What you will do:
When you write out the listing, keep every word as it stands and drop the pictures.

Data extracts Block Start

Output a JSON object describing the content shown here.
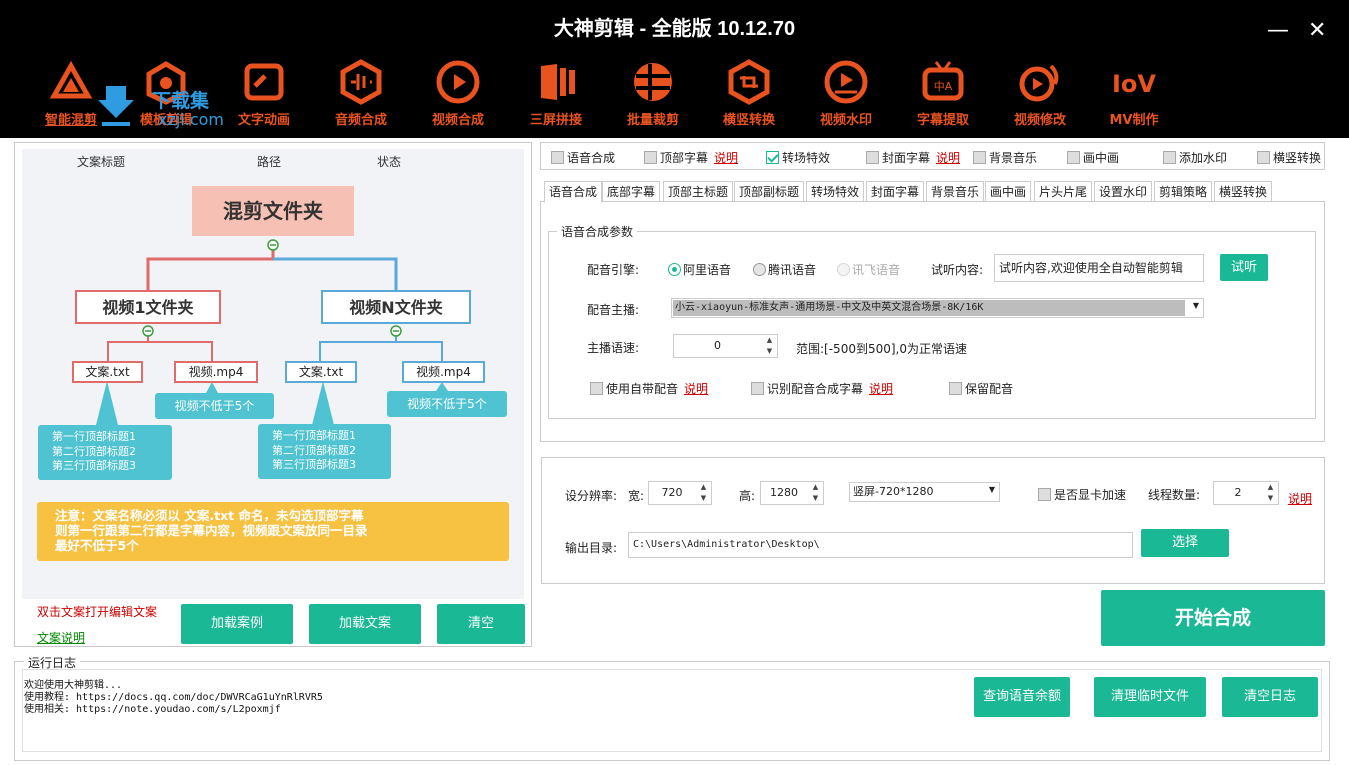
{
  "window": {
    "title": "大神剪辑 - 全能版 10.12.70",
    "minimize": "—",
    "close": "✕"
  },
  "watermark": {
    "text1": "下载集",
    "text2": "xzji.com"
  },
  "nav": [
    {
      "label": "智能混剪",
      "icon": "smart-mix-icon"
    },
    {
      "label": "模板剪辑",
      "icon": "template-edit-icon"
    },
    {
      "label": "文字动画",
      "icon": "text-animation-icon"
    },
    {
      "label": "音频合成",
      "icon": "audio-synthesis-icon"
    },
    {
      "label": "视频合成",
      "icon": "video-synthesis-icon"
    },
    {
      "label": "三屏拼接",
      "icon": "triple-screen-icon"
    },
    {
      "label": "批量裁剪",
      "icon": "batch-crop-icon"
    },
    {
      "label": "横竖转换",
      "icon": "orientation-convert-icon"
    },
    {
      "label": "视频水印",
      "icon": "video-watermark-icon"
    },
    {
      "label": "字幕提取",
      "icon": "subtitle-extract-icon"
    },
    {
      "label": "视频修改",
      "icon": "video-modify-icon"
    },
    {
      "label": "MV制作",
      "icon": "mv-make-icon"
    }
  ],
  "left": {
    "columns": [
      "文案标题",
      "路径",
      "状态"
    ],
    "diagram": {
      "root": "混剪文件夹",
      "folder1": "视频1文件夹",
      "folderN": "视频N文件夹",
      "txt1": "文案.txt",
      "mp41": "视频.mp4",
      "txt2": "文案.txt",
      "mp42": "视频.mp4",
      "note1": "视频不低于5个",
      "note2": "视频不低于5个",
      "titles1": [
        "第一行顶部标题1",
        "第二行顶部标题2",
        "第三行顶部标题3"
      ],
      "titles2": [
        "第一行顶部标题1",
        "第二行顶部标题2",
        "第三行顶部标题3"
      ],
      "warning": [
        "注意：文案名称必须以 文案.txt 命名，未勾选顶部字幕",
        "则第一行跟第二行都是字幕内容，视频跟文案放同一目录",
        "最好不低于5个"
      ]
    },
    "hint_dblclick": "双击文案打开编辑文案",
    "hint_explain": "文案说明",
    "btn_load_case": "加载案例",
    "btn_load_text": "加载文案",
    "btn_clear": "清空"
  },
  "features": [
    {
      "label": "语音合成",
      "checked": false,
      "link": ""
    },
    {
      "label": "顶部字幕",
      "checked": false,
      "link": "说明"
    },
    {
      "label": "转场特效",
      "checked": true,
      "link": ""
    },
    {
      "label": "封面字幕",
      "checked": false,
      "link": "说明"
    },
    {
      "label": "背景音乐",
      "checked": false,
      "link": ""
    },
    {
      "label": "画中画",
      "checked": false,
      "link": ""
    },
    {
      "label": "添加水印",
      "checked": false,
      "link": ""
    },
    {
      "label": "横竖转换",
      "checked": false,
      "link": ""
    }
  ],
  "tabs": [
    "语音合成",
    "底部字幕",
    "顶部主标题",
    "顶部副标题",
    "转场特效",
    "封面字幕",
    "背景音乐",
    "画中画",
    "片头片尾",
    "设置水印",
    "剪辑策略",
    "横竖转换"
  ],
  "voice": {
    "group_title": "语音合成参数",
    "engine_label": "配音引擎:",
    "engines": [
      "阿里语音",
      "腾讯语音",
      "讯飞语音"
    ],
    "preview_label": "试听内容:",
    "preview_value": "试听内容,欢迎使用全自动智能剪辑",
    "preview_btn": "试听",
    "anchor_label": "配音主播:",
    "anchor_value": "小云-xiaoyun-标准女声-通用场景-中文及中英文混合场景-8K/16K",
    "speed_label": "主播语速:",
    "speed_value": "0",
    "speed_range": "范围:[-500到500],0为正常语速",
    "opt_own": "使用自带配音",
    "opt_recog": "识别配音合成字幕",
    "opt_keep": "保留配音",
    "link": "说明"
  },
  "output": {
    "res_label": "设分辨率:",
    "width_label": "宽:",
    "width_value": "720",
    "height_label": "高:",
    "height_value": "1280",
    "preset": "竖屏-720*1280",
    "gpu_label": "是否显卡加速",
    "threads_label": "线程数量:",
    "threads_value": "2",
    "link": "说明",
    "dir_label": "输出目录:",
    "dir_value": "C:\\Users\\Administrator\\Desktop\\",
    "choose_btn": "选择"
  },
  "start_btn": "开始合成",
  "log": {
    "title": "运行日志",
    "lines": [
      "欢迎使用大神剪辑...",
      "使用教程: https://docs.qq.com/doc/DWVRCaG1uYnRlRVR5",
      "使用相关: https://note.youdao.com/s/L2poxmjf"
    ],
    "btn_query": "查询语音余额",
    "btn_clean": "清理临时文件",
    "btn_clear": "清空日志"
  }
}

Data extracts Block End

Task result:
Output a JSON object describing the content shown here.
{
  "window": {
    "title": "大神剪辑 - 全能版 10.12.70",
    "minimize": "—",
    "close": "✕"
  },
  "watermark": {
    "text1": "下载集",
    "text2": "xzji.com"
  },
  "nav": [
    {
      "label": "智能混剪",
      "icon": "smart-mix-icon"
    },
    {
      "label": "模板剪辑",
      "icon": "template-edit-icon"
    },
    {
      "label": "文字动画",
      "icon": "text-animation-icon"
    },
    {
      "label": "音频合成",
      "icon": "audio-synthesis-icon"
    },
    {
      "label": "视频合成",
      "icon": "video-synthesis-icon"
    },
    {
      "label": "三屏拼接",
      "icon": "triple-screen-icon"
    },
    {
      "label": "批量裁剪",
      "icon": "batch-crop-icon"
    },
    {
      "label": "横竖转换",
      "icon": "orientation-convert-icon"
    },
    {
      "label": "视频水印",
      "icon": "video-watermark-icon"
    },
    {
      "label": "字幕提取",
      "icon": "subtitle-extract-icon"
    },
    {
      "label": "视频修改",
      "icon": "video-modify-icon"
    },
    {
      "label": "MV制作",
      "icon": "mv-make-icon"
    }
  ],
  "left": {
    "columns": [
      "文案标题",
      "路径",
      "状态"
    ],
    "diagram": {
      "root": "混剪文件夹",
      "folder1": "视频1文件夹",
      "folderN": "视频N文件夹",
      "txt1": "文案.txt",
      "mp41": "视频.mp4",
      "txt2": "文案.txt",
      "mp42": "视频.mp4",
      "note1": "视频不低于5个",
      "note2": "视频不低于5个",
      "titles1": [
        "第一行顶部标题1",
        "第二行顶部标题2",
        "第三行顶部标题3"
      ],
      "titles2": [
        "第一行顶部标题1",
        "第二行顶部标题2",
        "第三行顶部标题3"
      ],
      "warning": [
        "注意：文案名称必须以 文案.txt 命名，未勾选顶部字幕",
        "则第一行跟第二行都是字幕内容，视频跟文案放同一目录",
        "最好不低于5个"
      ]
    },
    "hint_dblclick": "双击文案打开编辑文案",
    "hint_explain": "文案说明",
    "btn_load_case": "加载案例",
    "btn_load_text": "加载文案",
    "btn_clear": "清空"
  },
  "features": [
    {
      "label": "语音合成",
      "checked": false,
      "link": ""
    },
    {
      "label": "顶部字幕",
      "checked": false,
      "link": "说明"
    },
    {
      "label": "转场特效",
      "checked": true,
      "link": ""
    },
    {
      "label": "封面字幕",
      "checked": false,
      "link": "说明"
    },
    {
      "label": "背景音乐",
      "checked": false,
      "link": ""
    },
    {
      "label": "画中画",
      "checked": false,
      "link": ""
    },
    {
      "label": "添加水印",
      "checked": false,
      "link": ""
    },
    {
      "label": "横竖转换",
      "checked": false,
      "link": ""
    }
  ],
  "tabs": [
    "语音合成",
    "底部字幕",
    "顶部主标题",
    "顶部副标题",
    "转场特效",
    "封面字幕",
    "背景音乐",
    "画中画",
    "片头片尾",
    "设置水印",
    "剪辑策略",
    "横竖转换"
  ],
  "voice": {
    "group_title": "语音合成参数",
    "engine_label": "配音引擎:",
    "engines": [
      "阿里语音",
      "腾讯语音",
      "讯飞语音"
    ],
    "preview_label": "试听内容:",
    "preview_value": "试听内容,欢迎使用全自动智能剪辑",
    "preview_btn": "试听",
    "anchor_label": "配音主播:",
    "anchor_value": "小云-xiaoyun-标准女声-通用场景-中文及中英文混合场景-8K/16K",
    "speed_label": "主播语速:",
    "speed_value": "0",
    "speed_range": "范围:[-500到500],0为正常语速",
    "opt_own": "使用自带配音",
    "opt_recog": "识别配音合成字幕",
    "opt_keep": "保留配音",
    "link": "说明"
  },
  "output": {
    "res_label": "设分辨率:",
    "width_label": "宽:",
    "width_value": "720",
    "height_label": "高:",
    "height_value": "1280",
    "preset": "竖屏-720*1280",
    "gpu_label": "是否显卡加速",
    "threads_label": "线程数量:",
    "threads_value": "2",
    "link": "说明",
    "dir_label": "输出目录:",
    "dir_value": "C:\\Users\\Administrator\\Desktop\\",
    "choose_btn": "选择"
  },
  "start_btn": "开始合成",
  "log": {
    "title": "运行日志",
    "lines": [
      "欢迎使用大神剪辑...",
      "使用教程: https://docs.qq.com/doc/DWVRCaG1uYnRlRVR5",
      "使用相关: https://note.youdao.com/s/L2poxmjf"
    ],
    "btn_query": "查询语音余额",
    "btn_clean": "清理临时文件",
    "btn_clear": "清空日志"
  }
}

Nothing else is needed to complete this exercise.